Our mission is to help the world reduce waste and generate green energy. Our greatest contribution to that mission is producing the world’s purest syngas for the widest variety of applications
David Palumbo, chief executiive
What the company does
EQTEC PLC (LON:EQT) has developed the EQTEC Gasifier Technology, or EGT, which turns household waste into electrical and thermal energy.
The business model is simple: source waste-to-energy projects and sell the developers an EGT along with an ongoing contract for operation and maintenance of the project.
The company has been targeting power generation systems fed by municipal waste, waste olive oil and biomass. The aim ultimately is to become a ‘one-stop-shop’ for the technology, design, the build and the operation and management of these projects.
How it is doing
EQTEC PLC’s (LON:EQT) cleantech proposition continues to go from strength to strength, and it is driving higher levels of awareness among investors and awareness among potential customers.
In January, the company received local council approval for a 25MWe waste-to-gas plant at Billingham, Teeside.
The resolution from Stockton-on-Tees Borough Council is for a revised scheme that EQTEC said both improves the economics of the project and reduces the size of the footprint of the plant.
EQTEC signed an option to acquire the land at the Haverton Hill site in December.
Earlier in the month, along with German engineering, procurement and construction (EPC) partner ewerGy, it signed a memorandum of understanding (MoU) with Greek construction group Nobilis Pro Energy which provides for the collaborative development of the firm’s pipeline of opportunities in the country.
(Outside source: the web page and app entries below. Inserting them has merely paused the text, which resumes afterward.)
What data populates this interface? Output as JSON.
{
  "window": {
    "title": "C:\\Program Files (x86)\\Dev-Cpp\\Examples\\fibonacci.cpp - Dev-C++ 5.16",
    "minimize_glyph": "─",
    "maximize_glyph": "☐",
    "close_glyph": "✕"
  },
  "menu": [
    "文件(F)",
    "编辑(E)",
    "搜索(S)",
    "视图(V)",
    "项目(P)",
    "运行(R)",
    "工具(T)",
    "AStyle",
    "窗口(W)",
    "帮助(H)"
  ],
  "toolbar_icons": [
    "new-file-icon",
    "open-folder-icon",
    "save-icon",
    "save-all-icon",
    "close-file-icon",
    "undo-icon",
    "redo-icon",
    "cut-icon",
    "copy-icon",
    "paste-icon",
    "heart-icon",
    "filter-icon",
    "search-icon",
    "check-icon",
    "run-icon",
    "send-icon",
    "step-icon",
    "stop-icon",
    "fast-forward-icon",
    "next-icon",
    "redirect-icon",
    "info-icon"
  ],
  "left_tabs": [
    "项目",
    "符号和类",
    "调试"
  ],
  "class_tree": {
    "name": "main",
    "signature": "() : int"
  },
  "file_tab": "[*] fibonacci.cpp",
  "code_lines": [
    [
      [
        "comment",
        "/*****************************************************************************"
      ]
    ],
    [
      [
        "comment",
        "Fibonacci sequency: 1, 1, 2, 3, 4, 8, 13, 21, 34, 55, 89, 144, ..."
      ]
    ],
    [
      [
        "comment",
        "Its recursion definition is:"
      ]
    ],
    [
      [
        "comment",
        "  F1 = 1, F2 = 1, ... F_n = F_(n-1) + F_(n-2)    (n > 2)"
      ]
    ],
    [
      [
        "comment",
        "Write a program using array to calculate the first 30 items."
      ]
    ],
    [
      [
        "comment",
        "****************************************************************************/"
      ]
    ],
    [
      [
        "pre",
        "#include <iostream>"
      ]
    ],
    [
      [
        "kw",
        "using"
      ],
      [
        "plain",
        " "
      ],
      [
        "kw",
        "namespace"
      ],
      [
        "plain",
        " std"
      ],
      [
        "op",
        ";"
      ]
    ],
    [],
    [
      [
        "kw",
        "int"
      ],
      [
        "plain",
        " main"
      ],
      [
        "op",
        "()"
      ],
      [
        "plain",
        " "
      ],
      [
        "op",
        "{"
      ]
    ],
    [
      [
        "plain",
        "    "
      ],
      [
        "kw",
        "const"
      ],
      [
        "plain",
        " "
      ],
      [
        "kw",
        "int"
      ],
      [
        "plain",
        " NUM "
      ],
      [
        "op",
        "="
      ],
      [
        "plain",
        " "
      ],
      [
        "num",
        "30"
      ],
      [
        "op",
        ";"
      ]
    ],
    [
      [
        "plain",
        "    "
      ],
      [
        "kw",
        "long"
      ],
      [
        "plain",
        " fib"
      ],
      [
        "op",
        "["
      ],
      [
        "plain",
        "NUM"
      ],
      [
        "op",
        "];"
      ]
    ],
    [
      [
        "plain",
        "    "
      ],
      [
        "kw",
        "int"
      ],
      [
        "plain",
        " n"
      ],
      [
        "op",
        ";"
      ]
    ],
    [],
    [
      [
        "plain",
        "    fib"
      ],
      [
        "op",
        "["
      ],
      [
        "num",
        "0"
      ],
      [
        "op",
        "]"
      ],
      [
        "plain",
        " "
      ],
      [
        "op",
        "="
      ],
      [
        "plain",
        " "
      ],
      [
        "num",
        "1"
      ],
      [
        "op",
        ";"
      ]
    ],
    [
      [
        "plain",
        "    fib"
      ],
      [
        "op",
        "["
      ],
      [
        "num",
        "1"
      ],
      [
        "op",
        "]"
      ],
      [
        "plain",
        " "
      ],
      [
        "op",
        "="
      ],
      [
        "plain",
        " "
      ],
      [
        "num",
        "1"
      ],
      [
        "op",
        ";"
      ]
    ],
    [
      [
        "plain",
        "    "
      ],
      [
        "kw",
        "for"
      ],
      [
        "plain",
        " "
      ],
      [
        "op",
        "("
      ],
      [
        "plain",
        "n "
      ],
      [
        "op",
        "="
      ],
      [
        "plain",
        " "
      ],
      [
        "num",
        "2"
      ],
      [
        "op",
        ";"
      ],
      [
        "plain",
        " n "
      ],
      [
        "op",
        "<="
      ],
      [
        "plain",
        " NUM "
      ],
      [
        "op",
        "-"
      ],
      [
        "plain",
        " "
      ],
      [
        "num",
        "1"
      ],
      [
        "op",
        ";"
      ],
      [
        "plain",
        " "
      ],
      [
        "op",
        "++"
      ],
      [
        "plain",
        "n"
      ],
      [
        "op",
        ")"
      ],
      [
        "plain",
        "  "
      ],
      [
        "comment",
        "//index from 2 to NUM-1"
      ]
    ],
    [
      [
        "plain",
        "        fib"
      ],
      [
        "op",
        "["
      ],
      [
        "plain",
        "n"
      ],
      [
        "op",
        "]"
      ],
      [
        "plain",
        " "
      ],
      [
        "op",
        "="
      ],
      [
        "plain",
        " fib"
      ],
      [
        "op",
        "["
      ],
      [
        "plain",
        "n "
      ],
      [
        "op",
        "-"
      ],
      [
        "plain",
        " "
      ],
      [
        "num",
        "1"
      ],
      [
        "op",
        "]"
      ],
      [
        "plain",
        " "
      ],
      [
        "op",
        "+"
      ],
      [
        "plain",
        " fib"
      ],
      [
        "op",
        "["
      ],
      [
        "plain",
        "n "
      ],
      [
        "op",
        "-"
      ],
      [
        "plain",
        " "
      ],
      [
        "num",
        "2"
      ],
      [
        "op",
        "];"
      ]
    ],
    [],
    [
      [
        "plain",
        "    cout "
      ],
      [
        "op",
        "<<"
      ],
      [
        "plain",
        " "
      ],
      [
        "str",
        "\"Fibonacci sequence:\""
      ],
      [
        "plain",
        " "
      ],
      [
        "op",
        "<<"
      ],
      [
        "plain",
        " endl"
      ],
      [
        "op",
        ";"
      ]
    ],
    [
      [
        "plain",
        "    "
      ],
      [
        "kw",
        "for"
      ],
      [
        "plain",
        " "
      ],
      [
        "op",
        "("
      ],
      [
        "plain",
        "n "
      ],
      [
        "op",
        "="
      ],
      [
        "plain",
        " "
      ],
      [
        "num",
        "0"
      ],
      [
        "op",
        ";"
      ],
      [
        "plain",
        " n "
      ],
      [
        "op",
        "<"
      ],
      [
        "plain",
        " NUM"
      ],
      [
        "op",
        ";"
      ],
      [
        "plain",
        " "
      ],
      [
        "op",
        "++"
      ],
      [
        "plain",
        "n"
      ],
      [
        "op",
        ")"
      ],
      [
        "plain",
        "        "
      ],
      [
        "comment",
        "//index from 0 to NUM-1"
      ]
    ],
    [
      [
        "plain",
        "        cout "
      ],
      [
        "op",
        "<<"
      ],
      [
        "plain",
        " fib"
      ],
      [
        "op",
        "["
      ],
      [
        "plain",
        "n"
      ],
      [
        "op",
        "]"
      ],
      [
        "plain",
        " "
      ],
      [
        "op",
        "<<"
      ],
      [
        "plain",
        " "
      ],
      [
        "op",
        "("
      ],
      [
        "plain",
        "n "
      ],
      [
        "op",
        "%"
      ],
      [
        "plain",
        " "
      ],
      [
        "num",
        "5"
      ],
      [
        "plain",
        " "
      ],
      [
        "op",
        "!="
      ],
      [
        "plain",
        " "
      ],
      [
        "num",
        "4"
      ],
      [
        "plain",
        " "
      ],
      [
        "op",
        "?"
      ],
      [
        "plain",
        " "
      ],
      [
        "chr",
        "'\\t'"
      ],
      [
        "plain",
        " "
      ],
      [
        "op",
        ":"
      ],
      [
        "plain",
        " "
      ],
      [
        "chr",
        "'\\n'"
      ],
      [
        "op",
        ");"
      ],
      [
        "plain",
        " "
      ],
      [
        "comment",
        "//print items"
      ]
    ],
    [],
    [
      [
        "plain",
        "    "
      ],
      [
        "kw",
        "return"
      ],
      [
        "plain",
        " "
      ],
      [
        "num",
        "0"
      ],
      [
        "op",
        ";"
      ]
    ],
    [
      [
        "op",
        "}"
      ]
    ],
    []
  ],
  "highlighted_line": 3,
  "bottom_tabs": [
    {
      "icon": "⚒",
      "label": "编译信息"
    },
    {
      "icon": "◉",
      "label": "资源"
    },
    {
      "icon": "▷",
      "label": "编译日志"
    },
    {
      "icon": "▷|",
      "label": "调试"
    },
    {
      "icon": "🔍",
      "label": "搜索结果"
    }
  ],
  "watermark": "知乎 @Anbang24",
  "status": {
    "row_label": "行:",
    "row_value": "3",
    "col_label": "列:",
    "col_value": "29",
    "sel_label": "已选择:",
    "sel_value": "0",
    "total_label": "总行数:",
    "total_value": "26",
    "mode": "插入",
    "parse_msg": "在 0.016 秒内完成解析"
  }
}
The energy-from-waste technology firm said the MoU will allow the firms to work together to deliver advanced gasification projects in the Nobilis pipeline, starting with a 0.9 megawatt electric (MWe) gasification plant in the town of Almyros.
- Spending the £10mln in funding raised recently
- More deals for the company’s technology across the world
- Increased demand for technology as waste-to-energy market expands